Clash of cultures

In September of 1620 some 100 people ,mostly seeking religious freedom from the church of England set sail seeking the colony of Virginia. They traveled over on a ship known as the Mayflower where they were blown off their course. After a long voyage of 65 days, the refugees landed in cape- cod, present day Massachusetts. The settlers mostly lived on the Mayflower, while they built their new living quarters. A scouting party was later sent out and the new settlers landed in Plymouth Harbor that December.

These settlers began to establish the first pure Christian colony of New England. The start of the Plymouth colony began. These settlers are known as Pilgrims. The Pilgrims would now face a dreadful first winter where nearly half of them died due to poor nutrition and housing that faltered in the harsh weather. Many of the pilgrims returned home and the pilgrims that stayed began establishing farms and a fur trade. To establish ground rules for governing they signed an agreement known as the Mayflower Compact.

The Mayflower Compact was an agreement that bounded each member of the Separatist group in Plymouth to obey majority rule to promise to defend one another from potential eviction; set a precedent for democratic rule in Massachusetts (“The Pilgrims”, 1996-3013). The Wampanoag people were the native inhabitants that lived around the area of the Plymouth Colony for some 10,000 years before the Europeans arrived. The Wampanoag people needed help fending off their rivals in the interior. If the Pilgrims would agree to ally with the Wampanoag’s then they could stay.

This was the choice given to them by the Wampanoag leader. Soon after the settlement, the Pilgrims came into contact with Squanto a English speaking native from the Pawtuxet tribe. Squanto was later seized by the men of John Smith for the purpose of enslavement. Squanto later managed to escape to find that his tribe had come to parish due to plague. He latter befriended the pilgrims and taught them to plant corn which had become their main crop. He also taught them where to fish and hunt beaver.

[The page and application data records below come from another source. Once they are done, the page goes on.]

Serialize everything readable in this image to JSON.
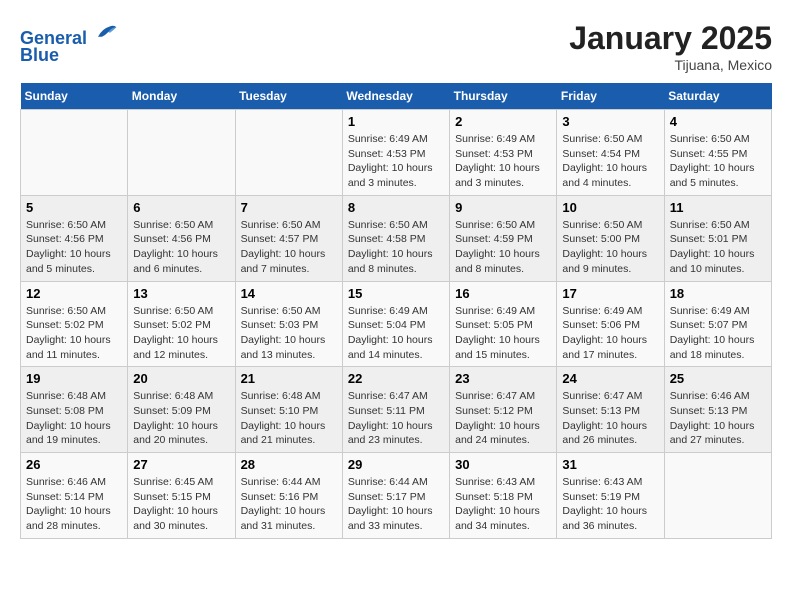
{
  "header": {
    "logo_line1": "General",
    "logo_line2": "Blue",
    "month_title": "January 2025",
    "subtitle": "Tijuana, Mexico"
  },
  "days_of_week": [
    "Sunday",
    "Monday",
    "Tuesday",
    "Wednesday",
    "Thursday",
    "Friday",
    "Saturday"
  ],
  "weeks": [
    [
      {
        "num": "",
        "info": ""
      },
      {
        "num": "",
        "info": ""
      },
      {
        "num": "",
        "info": ""
      },
      {
        "num": "1",
        "info": "Sunrise: 6:49 AM\nSunset: 4:53 PM\nDaylight: 10 hours\nand 3 minutes."
      },
      {
        "num": "2",
        "info": "Sunrise: 6:49 AM\nSunset: 4:53 PM\nDaylight: 10 hours\nand 3 minutes."
      },
      {
        "num": "3",
        "info": "Sunrise: 6:50 AM\nSunset: 4:54 PM\nDaylight: 10 hours\nand 4 minutes."
      },
      {
        "num": "4",
        "info": "Sunrise: 6:50 AM\nSunset: 4:55 PM\nDaylight: 10 hours\nand 5 minutes."
      }
    ],
    [
      {
        "num": "5",
        "info": "Sunrise: 6:50 AM\nSunset: 4:56 PM\nDaylight: 10 hours\nand 5 minutes."
      },
      {
        "num": "6",
        "info": "Sunrise: 6:50 AM\nSunset: 4:56 PM\nDaylight: 10 hours\nand 6 minutes."
      },
      {
        "num": "7",
        "info": "Sunrise: 6:50 AM\nSunset: 4:57 PM\nDaylight: 10 hours\nand 7 minutes."
      },
      {
        "num": "8",
        "info": "Sunrise: 6:50 AM\nSunset: 4:58 PM\nDaylight: 10 hours\nand 8 minutes."
      },
      {
        "num": "9",
        "info": "Sunrise: 6:50 AM\nSunset: 4:59 PM\nDaylight: 10 hours\nand 8 minutes."
      },
      {
        "num": "10",
        "info": "Sunrise: 6:50 AM\nSunset: 5:00 PM\nDaylight: 10 hours\nand 9 minutes."
      },
      {
        "num": "11",
        "info": "Sunrise: 6:50 AM\nSunset: 5:01 PM\nDaylight: 10 hours\nand 10 minutes."
      }
    ],
    [
      {
        "num": "12",
        "info": "Sunrise: 6:50 AM\nSunset: 5:02 PM\nDaylight: 10 hours\nand 11 minutes."
      },
      {
        "num": "13",
        "info": "Sunrise: 6:50 AM\nSunset: 5:02 PM\nDaylight: 10 hours\nand 12 minutes."
      },
      {
        "num": "14",
        "info": "Sunrise: 6:50 AM\nSunset: 5:03 PM\nDaylight: 10 hours\nand 13 minutes."
      },
      {
        "num": "15",
        "info": "Sunrise: 6:49 AM\nSunset: 5:04 PM\nDaylight: 10 hours\nand 14 minutes."
      },
      {
        "num": "16",
        "info": "Sunrise: 6:49 AM\nSunset: 5:05 PM\nDaylight: 10 hours\nand 15 minutes."
      },
      {
        "num": "17",
        "info": "Sunrise: 6:49 AM\nSunset: 5:06 PM\nDaylight: 10 hours\nand 17 minutes."
      },
      {
        "num": "18",
        "info": "Sunrise: 6:49 AM\nSunset: 5:07 PM\nDaylight: 10 hours\nand 18 minutes."
      }
    ],
    [
      {
        "num": "19",
        "info": "Sunrise: 6:48 AM\nSunset: 5:08 PM\nDaylight: 10 hours\nand 19 minutes."
      },
      {
        "num": "20",
        "info": "Sunrise: 6:48 AM\nSunset: 5:09 PM\nDaylight: 10 hours\nand 20 minutes."
      },
      {
        "num": "21",
        "info": "Sunrise: 6:48 AM\nSunset: 5:10 PM\nDaylight: 10 hours\nand 21 minutes."
      },
      {
        "num": "22",
        "info": "Sunrise: 6:47 AM\nSunset: 5:11 PM\nDaylight: 10 hours\nand 23 minutes."
      },
      {
        "num": "23",
        "info": "Sunrise: 6:47 AM\nSunset: 5:12 PM\nDaylight: 10 hours\nand 24 minutes."
      },
      {
        "num": "24",
        "info": "Sunrise: 6:47 AM\nSunset: 5:13 PM\nDaylight: 10 hours\nand 26 minutes."
      },
      {
        "num": "25",
        "info": "Sunrise: 6:46 AM\nSunset: 5:13 PM\nDaylight: 10 hours\nand 27 minutes."
      }
    ],
    [
      {
        "num": "26",
        "info": "Sunrise: 6:46 AM\nSunset: 5:14 PM\nDaylight: 10 hours\nand 28 minutes."
      },
      {
        "num": "27",
        "info": "Sunrise: 6:45 AM\nSunset: 5:15 PM\nDaylight: 10 hours\nand 30 minutes."
      },
      {
        "num": "28",
        "info": "Sunrise: 6:44 AM\nSunset: 5:16 PM\nDaylight: 10 hours\nand 31 minutes."
      },
      {
        "num": "29",
        "info": "Sunrise: 6:44 AM\nSunset: 5:17 PM\nDaylight: 10 hours\nand 33 minutes."
      },
      {
        "num": "30",
        "info": "Sunrise: 6:43 AM\nSunset: 5:18 PM\nDaylight: 10 hours\nand 34 minutes."
      },
      {
        "num": "31",
        "info": "Sunrise: 6:43 AM\nSunset: 5:19 PM\nDaylight: 10 hours\nand 36 minutes."
      },
      {
        "num": "",
        "info": ""
      }
    ]
  ]
}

In the fall of 1621, the pilgrims shared a harvest feast with the Pokanokets tribe, which is the basis for today’s Thanksgiving Holiday (“The Pilgrims”, 1996-3013). The settlers were on the right course for permanent residency. In 1623, the pilgrims divided the land and only rewarded those who were willing to work hard enough. Due to all the hard work they were able to pay their debt back to the Virginia Company who helped finance the Mayflower and their travels to the new world. They also had the help of William Bradford who was one of the new settlers who set up a stable governmental self-rule.

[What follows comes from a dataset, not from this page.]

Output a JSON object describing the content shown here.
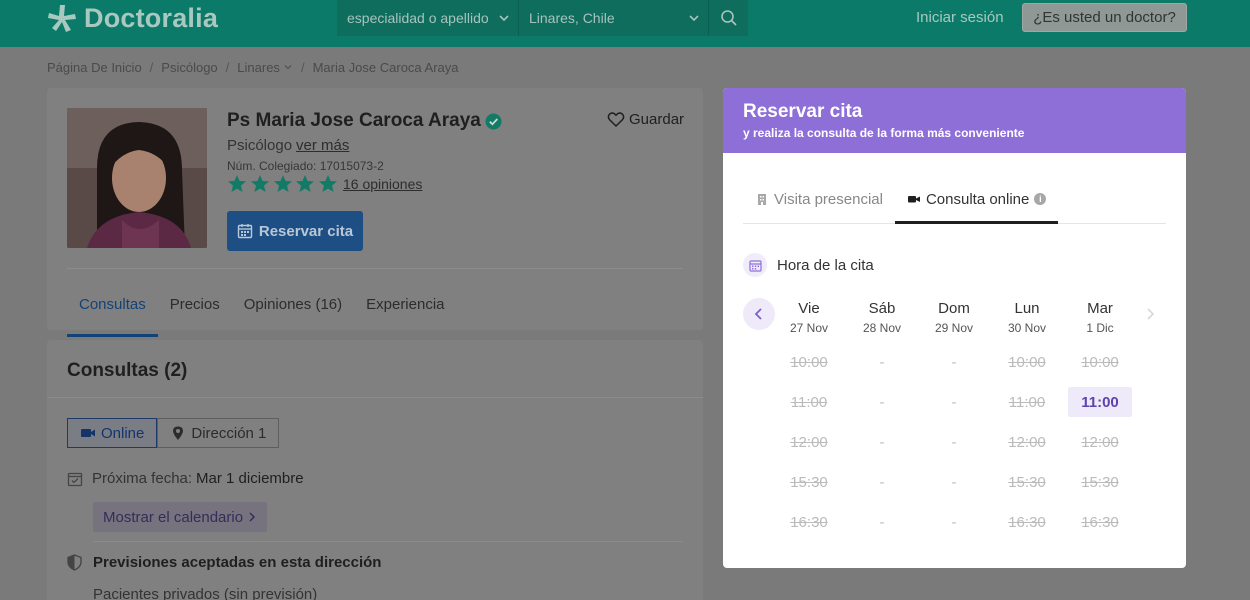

William Bradford ruled with a strong level hand and consulted numerous colonists before making decisions. After attempting to turn the pilgrims against the Pokanoket tribe and trying to increase his power Squanto died. Other tribes were not quite disposed of the pilgrims and their relationship with Massasoit and the Pokanoket tribe. In 1629, English Puritans sought to formalize Massachusetts as a royal colony do to the progression of the Plymouth colony. As the Pilgrims began occupying more land, relations with the Native American tribes began deteriorating.

The natives were very unhappy that the settlers were beginning to occupy more and more due to them growing. Thus the King Phillip war began, which would tear apart New England. Phillip was the son of Massasoit and the chief of the Pokanoket tribe. Over 5,000 in habitants of New England were left dead and a third of them were natives. Many woman and men decided to follow the Pilgrims voyage to the new world due to the policies of religious belief by the King. Kind James1 and his successor eventually forced more and more people to follow behind the pilgrims in hopes of finding their religious haven.

Another 1,000 puritan refugees under the guidance of John Winthrop came to establish todays Boston in Massachusetts. Between the time period of 1630 and 1640 another 25,000 refugees would follow to come to their religious safe haven. Eventually the pilgrims of Plymouth failed to achieve lasting economic success. Fighting the king Phillips war was rather costly and damaged the already struggling economy of Plymouth. In 1692, King James II appointed a governor to rule over New England and Plymouth was merged into a larger entity of Massachusetts (“The Pilgrims”, 1996-3013).